Center for the Built Environment
Assessment and Improvements of the CBE Underfloor Air Distribution (UFAD) Cooling Load Design Tool
- Author(s): Chen, Bin
- et al.
The necessity of energy efficient Heating Ventilation and Air Conditioning (HVAC) technologies has been growing with the development of green buildings to reduce the impact of built environment on the US energy consumption. In this context, underfloor air distribution (UFAD) appears as an innovative air distribution method that has the potential benefits of reduced energy use, improved indoor air quality (IAQ) and thermal comfort. Currently, there are two UFAD design tools (CBE and RP-1522 tools) in the ASHRAE UFAD design guide to help HVAC designers predict thermal stratification and calculate air flow rate. The aim of this thesis is to comprehensively compare these two UFAD design tools and update the CBE UFAD Cooling Load Design Tool with new stratification models and extended capabilities. The comparison will provide HVAC designers with a reference when deciding which design tool to use.
The comparison consists of two parts. The first one compares features, including design cooling load, thermal stratification profile, air distribution models, diffuser types, supply plenum heat balance, plenum configurations and air distribution effectiveness. The second part is a numeric comparison to assess the accuracy of thermal stratification predictions of the two tools using a new database that is composed of 79 full-scale experiments and 31 CFD simulations. A new stratification model was then developed for each type of diffuser based on the combined database. The old and updated stratification models were also compared. Major functionality that has been added to the CBE tool includes a new linear bar grille in the perimeter zone, air distribution effectiveness, and the in-floor cooling unit. Design examples are provided to illustrate how users can interact and make design decisions based on the feedback from the design tool.

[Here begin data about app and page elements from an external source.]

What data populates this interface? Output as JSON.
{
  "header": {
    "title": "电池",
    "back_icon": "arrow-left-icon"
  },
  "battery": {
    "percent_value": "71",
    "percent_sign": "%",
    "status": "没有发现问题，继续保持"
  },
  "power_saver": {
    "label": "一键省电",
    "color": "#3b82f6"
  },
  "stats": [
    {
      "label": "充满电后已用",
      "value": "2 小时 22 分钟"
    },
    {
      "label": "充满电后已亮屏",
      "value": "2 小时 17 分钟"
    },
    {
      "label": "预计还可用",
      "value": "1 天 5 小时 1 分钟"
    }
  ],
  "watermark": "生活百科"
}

The results of the comparison show that both tools have practical advantages and limitations. The CBE tool has the key advantage of being able to predict the UFAD cooling load, calculate heat gain in the supply plenum, model different plenum configurations and zone types. It has the limitation of primarily being used in office buildings and not able to calculate air distribution effectiveness. The RP-1522 tool covers more buildings types (classrooms, offices, workshops, restaurants, retail shops, conference rooms and auditoriums), and is able to calculate the air distribution effectiveness. However it requires users to input the zone cooling load, supply plenum factor and the supply airflow rate of each diffuser, which is difficult to get during the design stage for UFAD system. The two design tools are both acceptably accurate prediction models for design purposes, thus validating both air distribution models, which were developed independently. The updated stratification prediction models developed from the combined database do not yield significant differences in stratification prediction compared to the old models, except in the case of VAV directional diffusers in the interior zone. The new model for interior VAV directional diffuser has been implemented in the updated CBE UFAD Cooling Load Design Tool.